Yesterday night, I published Opus GUI v1.12.2:
This release updates once again the Google Drive API. It also adds an option that can be changed by modifying the file called opus_gui.exe.config to specify the number of files that can be downloaded at a time when converting audio files from your Google Drive account. More information about this can be found here.
As usual, you can download this release from GitHub by clicking here.
Today, I have released Opus GUI v1.12:
This new version adds support for Google Drive, allowing you to encode your music stored in your account. Encoded files are stored locally.
When you press the Google Drive button for the first time, you’ll be redirected to a Quick Start guide where you only need to follow the Step 1. After that, download the file “credentials.json” and place it in the same folder where Opus GUI is located. You’ll need to authorize your Google Drive account and after that, your Drive content will show up. You can then browse and select the files you want to encode.
You can download this new version at GitHub. Click here to download it.
Today, I released Opus GUI v1.10:
This new version adds support for ffmpeg’s native Opus encoder. I also included the latest x64 release of opusenc.
As to what ffmpeg encoder to use, I recommend sticking to ffmpeg libopus, as my own tests revealed some artifact issues using ffmpeg opus. A difference between these 2 is that libopus encodes using variable bitrate while ffmpeg opus encodes only with a constant bitrate. Since libopus use variable bitrate, it can allocate more bits to those complex audio sections, hence having a better quality.
You can download this new version at the project’s GitHub release page by clicking here.
I also posted the latest opus-tools build:
You can download it here.
Today, I have released Opus GUI v1.9:
This new release allows you to click on the opusenc and ffmpeg version labels to copy the text to your clipboard.
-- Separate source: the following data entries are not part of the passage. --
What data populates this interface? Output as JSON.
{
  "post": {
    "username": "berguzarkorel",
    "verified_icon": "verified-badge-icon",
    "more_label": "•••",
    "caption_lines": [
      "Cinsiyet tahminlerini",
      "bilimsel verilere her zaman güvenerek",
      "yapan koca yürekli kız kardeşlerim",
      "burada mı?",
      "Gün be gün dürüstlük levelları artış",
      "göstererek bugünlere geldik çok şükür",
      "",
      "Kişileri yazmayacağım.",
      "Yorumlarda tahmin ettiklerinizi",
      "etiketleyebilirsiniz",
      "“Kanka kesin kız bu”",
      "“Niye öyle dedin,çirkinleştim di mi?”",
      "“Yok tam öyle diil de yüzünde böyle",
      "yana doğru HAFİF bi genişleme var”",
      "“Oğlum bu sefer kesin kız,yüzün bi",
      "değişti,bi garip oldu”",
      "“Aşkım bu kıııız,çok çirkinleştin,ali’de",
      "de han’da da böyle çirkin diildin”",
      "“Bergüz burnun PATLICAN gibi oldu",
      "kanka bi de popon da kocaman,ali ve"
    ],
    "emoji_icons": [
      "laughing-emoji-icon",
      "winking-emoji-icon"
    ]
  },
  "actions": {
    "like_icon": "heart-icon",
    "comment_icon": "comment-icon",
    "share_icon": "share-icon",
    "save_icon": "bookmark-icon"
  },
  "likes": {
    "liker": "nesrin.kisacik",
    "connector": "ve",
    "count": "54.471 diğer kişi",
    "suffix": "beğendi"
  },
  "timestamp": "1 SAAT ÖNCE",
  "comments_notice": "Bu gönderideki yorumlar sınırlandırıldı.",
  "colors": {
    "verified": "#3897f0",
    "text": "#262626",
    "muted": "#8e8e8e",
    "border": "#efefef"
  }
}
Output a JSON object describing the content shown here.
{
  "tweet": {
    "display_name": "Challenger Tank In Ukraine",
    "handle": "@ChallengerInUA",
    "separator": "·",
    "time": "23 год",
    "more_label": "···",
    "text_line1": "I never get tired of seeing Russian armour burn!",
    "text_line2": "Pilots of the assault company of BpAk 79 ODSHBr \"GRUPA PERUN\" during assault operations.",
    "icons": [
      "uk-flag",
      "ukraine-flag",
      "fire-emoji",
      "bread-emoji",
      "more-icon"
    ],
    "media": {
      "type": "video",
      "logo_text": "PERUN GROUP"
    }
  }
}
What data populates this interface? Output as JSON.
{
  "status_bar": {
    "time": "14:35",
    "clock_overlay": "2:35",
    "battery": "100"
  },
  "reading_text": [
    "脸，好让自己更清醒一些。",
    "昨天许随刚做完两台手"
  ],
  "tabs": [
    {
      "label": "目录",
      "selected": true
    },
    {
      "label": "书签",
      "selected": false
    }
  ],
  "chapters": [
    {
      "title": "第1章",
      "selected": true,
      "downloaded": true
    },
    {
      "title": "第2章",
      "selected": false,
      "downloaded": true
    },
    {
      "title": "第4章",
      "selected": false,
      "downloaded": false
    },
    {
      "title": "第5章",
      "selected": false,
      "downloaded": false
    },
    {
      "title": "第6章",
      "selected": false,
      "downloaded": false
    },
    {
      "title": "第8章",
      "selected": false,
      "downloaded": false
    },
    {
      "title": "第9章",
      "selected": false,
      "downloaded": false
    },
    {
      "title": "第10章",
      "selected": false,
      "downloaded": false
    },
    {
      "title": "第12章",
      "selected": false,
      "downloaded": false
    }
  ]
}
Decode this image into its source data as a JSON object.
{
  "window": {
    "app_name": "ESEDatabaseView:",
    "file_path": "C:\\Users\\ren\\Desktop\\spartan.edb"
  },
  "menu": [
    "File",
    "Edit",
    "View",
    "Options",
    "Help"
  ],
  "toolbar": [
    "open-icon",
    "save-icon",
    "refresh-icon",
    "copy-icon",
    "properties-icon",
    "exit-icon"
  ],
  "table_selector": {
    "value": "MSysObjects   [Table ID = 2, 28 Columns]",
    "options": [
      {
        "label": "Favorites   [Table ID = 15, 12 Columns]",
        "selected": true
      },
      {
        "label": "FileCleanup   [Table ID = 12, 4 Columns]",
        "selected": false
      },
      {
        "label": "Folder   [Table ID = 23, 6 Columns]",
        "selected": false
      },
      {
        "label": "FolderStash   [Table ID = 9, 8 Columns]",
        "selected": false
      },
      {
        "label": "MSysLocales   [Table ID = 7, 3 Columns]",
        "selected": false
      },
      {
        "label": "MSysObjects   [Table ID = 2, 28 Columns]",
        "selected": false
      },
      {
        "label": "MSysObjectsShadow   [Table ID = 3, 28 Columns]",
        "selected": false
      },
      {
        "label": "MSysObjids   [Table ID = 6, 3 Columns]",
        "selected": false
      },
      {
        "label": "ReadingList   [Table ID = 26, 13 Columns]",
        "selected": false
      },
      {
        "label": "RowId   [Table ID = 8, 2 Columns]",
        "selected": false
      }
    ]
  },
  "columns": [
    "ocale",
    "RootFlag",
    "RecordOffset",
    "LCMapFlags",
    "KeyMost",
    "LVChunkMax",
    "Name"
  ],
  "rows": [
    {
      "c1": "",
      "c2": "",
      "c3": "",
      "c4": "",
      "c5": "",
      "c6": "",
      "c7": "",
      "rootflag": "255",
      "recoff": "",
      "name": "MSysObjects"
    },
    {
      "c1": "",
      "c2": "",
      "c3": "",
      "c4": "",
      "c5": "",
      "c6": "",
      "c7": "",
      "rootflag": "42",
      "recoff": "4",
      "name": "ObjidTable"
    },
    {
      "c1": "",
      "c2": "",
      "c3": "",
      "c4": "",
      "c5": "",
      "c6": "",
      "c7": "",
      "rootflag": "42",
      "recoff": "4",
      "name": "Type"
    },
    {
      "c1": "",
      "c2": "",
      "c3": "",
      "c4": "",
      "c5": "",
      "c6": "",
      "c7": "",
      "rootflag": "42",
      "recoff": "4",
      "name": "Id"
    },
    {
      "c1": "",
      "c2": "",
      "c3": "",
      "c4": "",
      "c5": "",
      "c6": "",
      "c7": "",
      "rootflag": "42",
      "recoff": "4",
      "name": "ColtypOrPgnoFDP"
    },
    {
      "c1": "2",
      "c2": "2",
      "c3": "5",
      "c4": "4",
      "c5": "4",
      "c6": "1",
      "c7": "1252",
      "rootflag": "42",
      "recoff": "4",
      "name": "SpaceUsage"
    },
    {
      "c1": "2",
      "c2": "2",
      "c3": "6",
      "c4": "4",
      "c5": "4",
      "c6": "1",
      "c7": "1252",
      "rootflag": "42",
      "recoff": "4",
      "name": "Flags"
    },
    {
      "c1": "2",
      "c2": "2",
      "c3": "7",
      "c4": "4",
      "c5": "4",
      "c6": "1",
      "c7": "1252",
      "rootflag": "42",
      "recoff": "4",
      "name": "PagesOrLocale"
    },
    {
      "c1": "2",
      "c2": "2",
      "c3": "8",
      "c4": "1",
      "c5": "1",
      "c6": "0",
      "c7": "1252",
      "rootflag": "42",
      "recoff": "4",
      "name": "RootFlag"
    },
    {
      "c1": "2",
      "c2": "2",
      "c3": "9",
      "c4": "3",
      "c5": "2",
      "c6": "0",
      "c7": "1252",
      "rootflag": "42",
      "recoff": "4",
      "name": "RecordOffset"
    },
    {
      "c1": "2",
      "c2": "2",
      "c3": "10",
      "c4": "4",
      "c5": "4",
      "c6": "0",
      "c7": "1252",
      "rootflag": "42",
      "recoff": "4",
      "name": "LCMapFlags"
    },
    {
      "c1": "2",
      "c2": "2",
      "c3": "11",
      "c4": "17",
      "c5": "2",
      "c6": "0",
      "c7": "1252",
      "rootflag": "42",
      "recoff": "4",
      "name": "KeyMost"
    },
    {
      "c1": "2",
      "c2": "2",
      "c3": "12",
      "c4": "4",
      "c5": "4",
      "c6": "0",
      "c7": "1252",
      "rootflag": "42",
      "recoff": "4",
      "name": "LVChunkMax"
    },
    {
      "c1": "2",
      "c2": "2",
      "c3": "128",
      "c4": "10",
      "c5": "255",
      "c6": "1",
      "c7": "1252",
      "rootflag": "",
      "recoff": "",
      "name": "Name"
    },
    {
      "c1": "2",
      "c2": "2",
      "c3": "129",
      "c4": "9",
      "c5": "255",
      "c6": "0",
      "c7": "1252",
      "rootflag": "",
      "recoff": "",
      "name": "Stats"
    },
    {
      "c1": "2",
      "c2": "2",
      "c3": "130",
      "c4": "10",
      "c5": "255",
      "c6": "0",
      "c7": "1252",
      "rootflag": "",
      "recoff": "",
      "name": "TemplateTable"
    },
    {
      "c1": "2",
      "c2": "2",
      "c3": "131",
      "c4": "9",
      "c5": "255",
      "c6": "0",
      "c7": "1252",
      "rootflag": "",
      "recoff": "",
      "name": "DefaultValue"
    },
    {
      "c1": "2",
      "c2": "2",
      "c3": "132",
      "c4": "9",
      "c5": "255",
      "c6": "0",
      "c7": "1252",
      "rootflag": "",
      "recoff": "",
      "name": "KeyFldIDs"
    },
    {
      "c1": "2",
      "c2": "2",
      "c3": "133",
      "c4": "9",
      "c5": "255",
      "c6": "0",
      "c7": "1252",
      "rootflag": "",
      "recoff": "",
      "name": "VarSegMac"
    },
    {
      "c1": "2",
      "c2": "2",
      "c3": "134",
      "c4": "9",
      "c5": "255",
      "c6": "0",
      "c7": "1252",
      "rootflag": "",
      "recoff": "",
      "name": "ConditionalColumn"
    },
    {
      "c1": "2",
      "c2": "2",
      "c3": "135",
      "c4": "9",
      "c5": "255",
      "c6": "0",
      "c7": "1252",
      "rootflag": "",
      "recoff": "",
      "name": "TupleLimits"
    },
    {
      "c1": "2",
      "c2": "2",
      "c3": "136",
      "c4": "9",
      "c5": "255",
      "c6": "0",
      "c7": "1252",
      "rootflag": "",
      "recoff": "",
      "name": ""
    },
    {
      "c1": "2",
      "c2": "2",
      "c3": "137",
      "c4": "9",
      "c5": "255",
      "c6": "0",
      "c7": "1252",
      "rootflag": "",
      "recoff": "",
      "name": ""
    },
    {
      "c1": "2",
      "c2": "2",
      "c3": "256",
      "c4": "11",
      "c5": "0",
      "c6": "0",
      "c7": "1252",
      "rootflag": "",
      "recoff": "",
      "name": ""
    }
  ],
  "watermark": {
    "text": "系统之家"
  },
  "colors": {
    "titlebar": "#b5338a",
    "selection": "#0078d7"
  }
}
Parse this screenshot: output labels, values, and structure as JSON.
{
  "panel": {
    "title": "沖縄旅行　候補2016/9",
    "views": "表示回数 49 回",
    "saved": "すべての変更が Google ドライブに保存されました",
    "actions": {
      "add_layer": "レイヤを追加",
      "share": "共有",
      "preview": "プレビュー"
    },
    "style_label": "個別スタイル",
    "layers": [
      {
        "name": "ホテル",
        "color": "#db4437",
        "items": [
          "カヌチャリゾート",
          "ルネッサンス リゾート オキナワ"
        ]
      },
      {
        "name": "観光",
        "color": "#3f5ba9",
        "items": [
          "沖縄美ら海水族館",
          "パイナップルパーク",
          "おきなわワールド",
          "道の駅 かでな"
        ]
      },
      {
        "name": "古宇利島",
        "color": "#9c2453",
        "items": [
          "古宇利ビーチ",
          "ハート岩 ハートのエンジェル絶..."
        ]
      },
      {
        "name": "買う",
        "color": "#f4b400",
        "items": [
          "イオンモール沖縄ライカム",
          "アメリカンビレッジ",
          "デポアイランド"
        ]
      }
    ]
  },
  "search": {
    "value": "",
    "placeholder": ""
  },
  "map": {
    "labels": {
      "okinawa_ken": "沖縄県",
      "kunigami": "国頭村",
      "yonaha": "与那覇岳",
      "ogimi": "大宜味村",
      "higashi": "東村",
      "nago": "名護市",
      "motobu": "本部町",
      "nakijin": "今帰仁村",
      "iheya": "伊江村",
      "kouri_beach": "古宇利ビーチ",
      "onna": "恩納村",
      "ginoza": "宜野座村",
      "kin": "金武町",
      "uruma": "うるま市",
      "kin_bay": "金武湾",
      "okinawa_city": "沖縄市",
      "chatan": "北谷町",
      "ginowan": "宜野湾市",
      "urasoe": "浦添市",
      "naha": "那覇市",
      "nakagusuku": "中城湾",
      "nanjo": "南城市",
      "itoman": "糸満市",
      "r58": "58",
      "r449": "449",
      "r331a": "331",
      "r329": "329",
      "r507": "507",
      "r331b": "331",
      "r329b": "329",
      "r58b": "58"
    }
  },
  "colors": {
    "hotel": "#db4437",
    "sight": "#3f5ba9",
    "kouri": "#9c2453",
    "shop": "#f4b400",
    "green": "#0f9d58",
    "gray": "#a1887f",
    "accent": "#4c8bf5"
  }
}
This allows you to create folders by pasting the version string from the clipboard to better organize your content if you want to maintain the encodes organized by encoder version. This could be also useful if you want to store the files in folders named with the encoder version to compare them against other versions.
The other change this version provides is that if ffmpeg does not exist in your system and you want to encode MP3 or M4A audio files, these will simply be skipped as opusenc cannot encode those file formats.
You can download this release at the Opus GUI project repo here: https://github.com/moisesmcardona/opus_gui/releases/tag/v1.9
I hope you enjoy this new release!
Today, I’ve released Opus GUI:
This build brings an option to enable or disable multithreading and also allows you to encode files to the same input folder by leaving the output textbox blank. This is in part, thanks to a few commits I’ve performed today and currently awaiting a Pull Request approval to merge these commits into the opus-tools repo.
Yesterday, I got my first Pull Request approved which added an argument called “–tracknumber”. This allows you to pass a track number to opusenc so that it is saved in the .opus file metadata.
This is the initial code I wrote:
I then proceeded to update the opusenc documentation to add this argument:
I was told by the code maintainers to fix my indentation, so I did it. ~I was also told to move the –tracknumber argument below the –album argument. The documentation was also updated. Here’s the result:
With these changes done, my Pull Request got accepted and now we have an extra argument included in opusenc, which is very useful for tools like Exact Audio Copy:
To add a track number to a file during encoding, use opusenc.exe like this:
opusenc.exe --tracknumber 1 input.flac output.opus
This will add a “1” to the metadata track field. You can use any integer number for this argument.
The other Pull Request that I’ve made today is about having the output filename autogenerated if it’s skipped by using the input name as the base and changing its extension to .opus. This is awaiting acceptance.
I’m not an expert C programmer, but here you can see the progress I did with this:
Initially, the code was large. I was able to update it to the following:
But it still could be improved and here’s the final commit I’ve done up to this point:
As you can see, the code got smaller with every commit. Here’s hoping that this gets merged!
To use the new opusenc without specifying the output filename, you just have to use it like this:
These will generate the output file “file.opus”. The base name is maintained, and the extension is changed to “.opus”.
of course, you can also use it with arguments. See the help by running opusenc.exe.
I hope these changes are very useful to all of you!
You can download Opus GUI v1.3 at the GitHub Opus GUI Release page by clicking here.
You can also download my opusenc.exe build which includes all of the mentioned changes by clicking here